In two settings Sunday evening, pianist Abdullah Ibrahim showed why the NEA designated him a Jazz Master.
The evening began with a 1+ meeting between Ibrahim and a theatre filled with young students, peppering him with questions about his career in music. Ibrahim gave a rich history of both his music and social background, discussing his growing up in South Africa as well as his roots with bebop music and Duke Ellington. His insights on all of these aspects was both informative and inspiring to those in attendance.
As for the musical part of the evening, Ibrahim and his Ekaya septet gave the house a two hour musical journey of both time and travel. He opened the evening with a gorgeous solo improvisations, filed with heartfelt lyricism. After the delicate sonata (a format to which he would return to during the evening), the Ekaya septet led by musical director Cleave Guyton Jr/as-fl entered the stage and with the horn section of Lance Bryant/ts, Andrae Murchison/tb and Marshall McDonald/bar introduced a puffy and soft “Nisa” that floated with sweet Ellingtonian sonorities before the rhythm team of Will Terrill/dr and Anoah Jackson/b coaxed the piece along like a gentle breeze.
Mr. Ibrahim then had the band take the audience to the deep south as Murchison put on his plunger valve and the horns melded into a rich and festive New Orleans mood on the relaxed and reclined “Mississippi” complete with the horns evoking honeysuckle hanging on the trees. The textures got even more exotic as Guyton switched to piccolo flute on “Tuang Guru” with each horn player getting a spotlight to solo while Terrell’s high hat sizzled like a snake about to attack.
The colors of the evening changed once again as most of the band members departed and Ibrahim created some rich chamber moods with Guyton’s flute and Jackson switching to cello for some rich pastels of “Dream Time” and “Peace.” The haunting melodies and crystalline interplay evoked sonic images of a starry night.
The evening then had the leader take a trip back to his musical roots as a buoyant bounce of Thelonious Monk’s “Skippy” that had Ibrahim’s hands demonstrate the heart of bebop that only one of a first generation musician of that era can evoke. The triad sounds of Monk, Bud Powell, Duke Elllington and even a dash of Debussy melded together like the threads of a Raphael tapestry.
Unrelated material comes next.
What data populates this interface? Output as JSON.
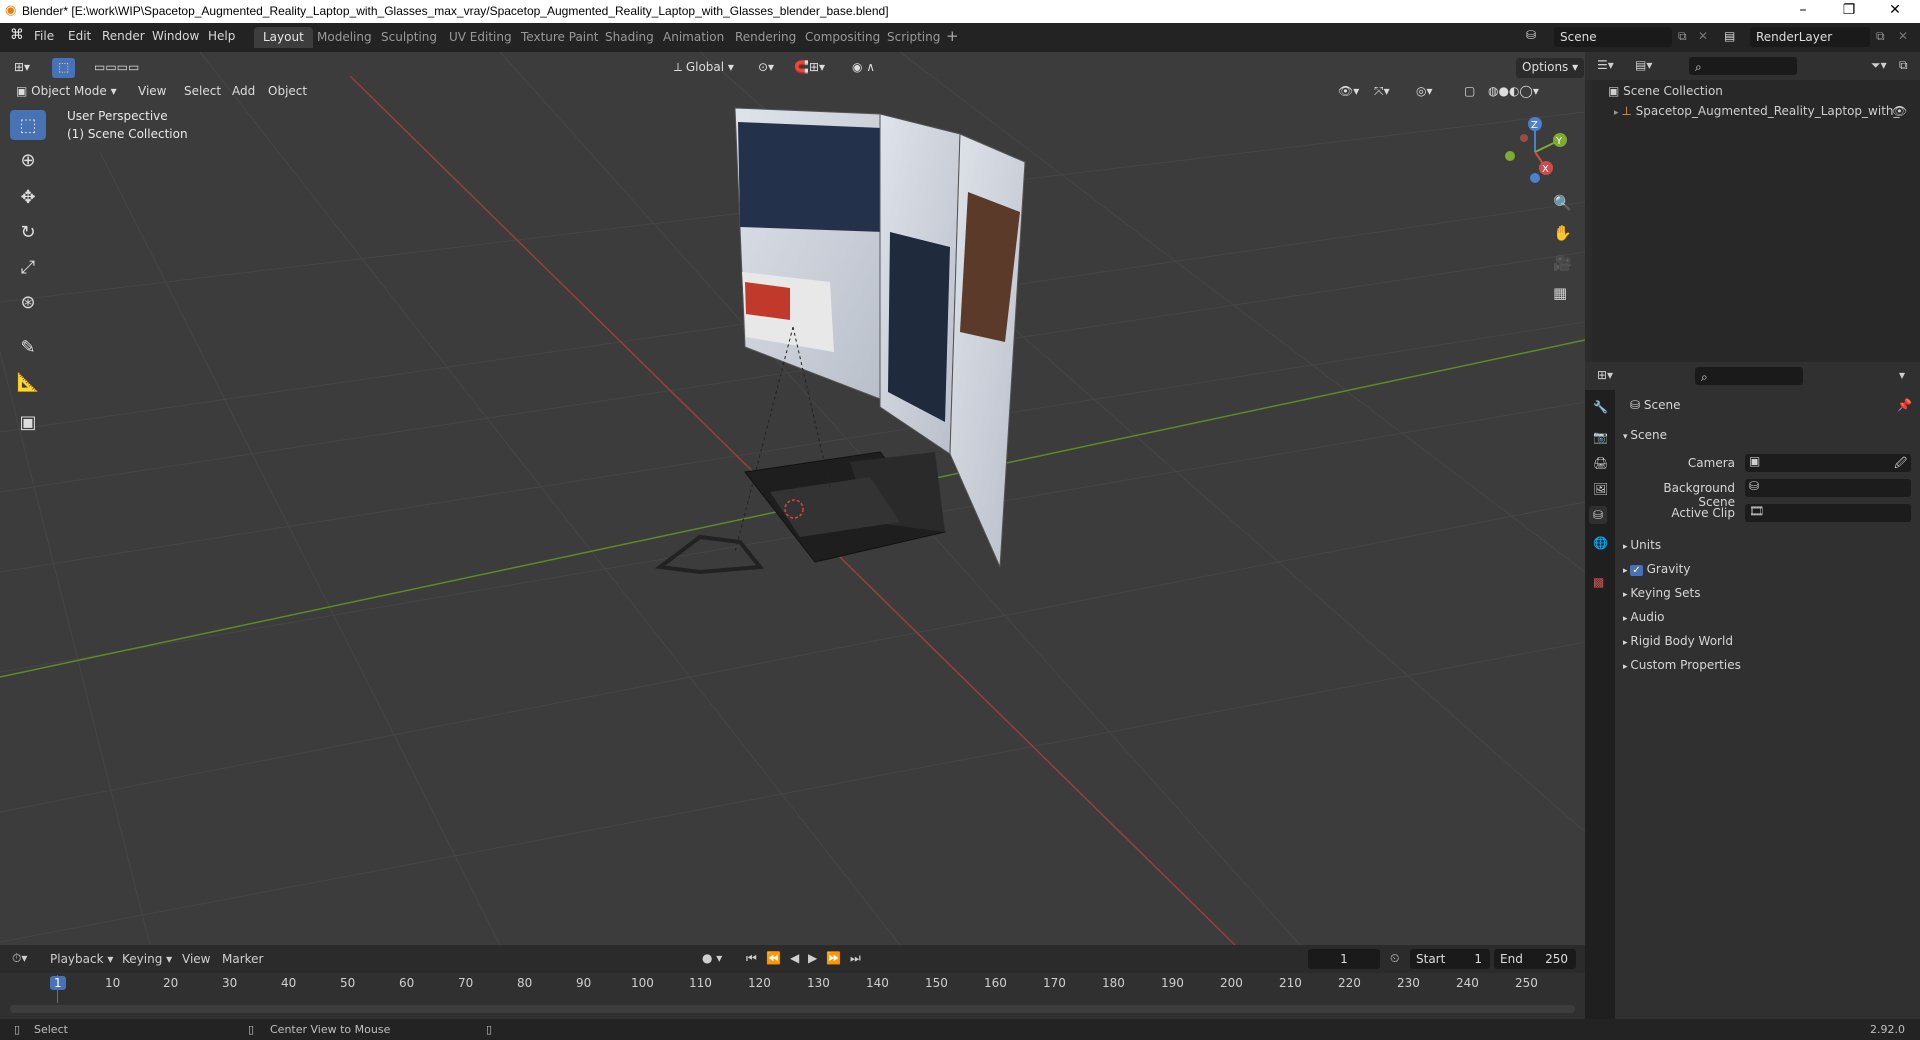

The following bop standard “Cherokee” charged serenely along as Jackson’s bass joyfully bounced and Guyton’s alto crackled with celebration.
Murchison got everyone’s rapt attention with a conversant caravan of a drum solo that mixed mallets, sticks and brushes before segueing into Ibrahim’s deep solo excursion that explored new lands with pulsating rumbles of foundations and journeys to worlds unknown, leading to the closer “Water From An Ancient Well” that combined charming folk themes from continents far away with hints of harmonies of nostalgia.” Bryant’s warm fog of a breathy tenor and McDonald’s sorghum thick baritone created a palpable balm to end the song with a soft fade like the evening tide receding into the Indian ocean.
Mastery of musical journeys like this can only be produced by a master storyteller, and as the NEA has adroitly observed, Abdullah Ibrahim was the man to be the evenings guide.
Upcoming shows sponsored by The Jazz Bakery include Peter Erskine presenting Daniel Szabo’s “Visionary” 04/13, Ron Stout 04/14, Kurt Rosenwinkel 04/20 and Tierney Sutton 04/27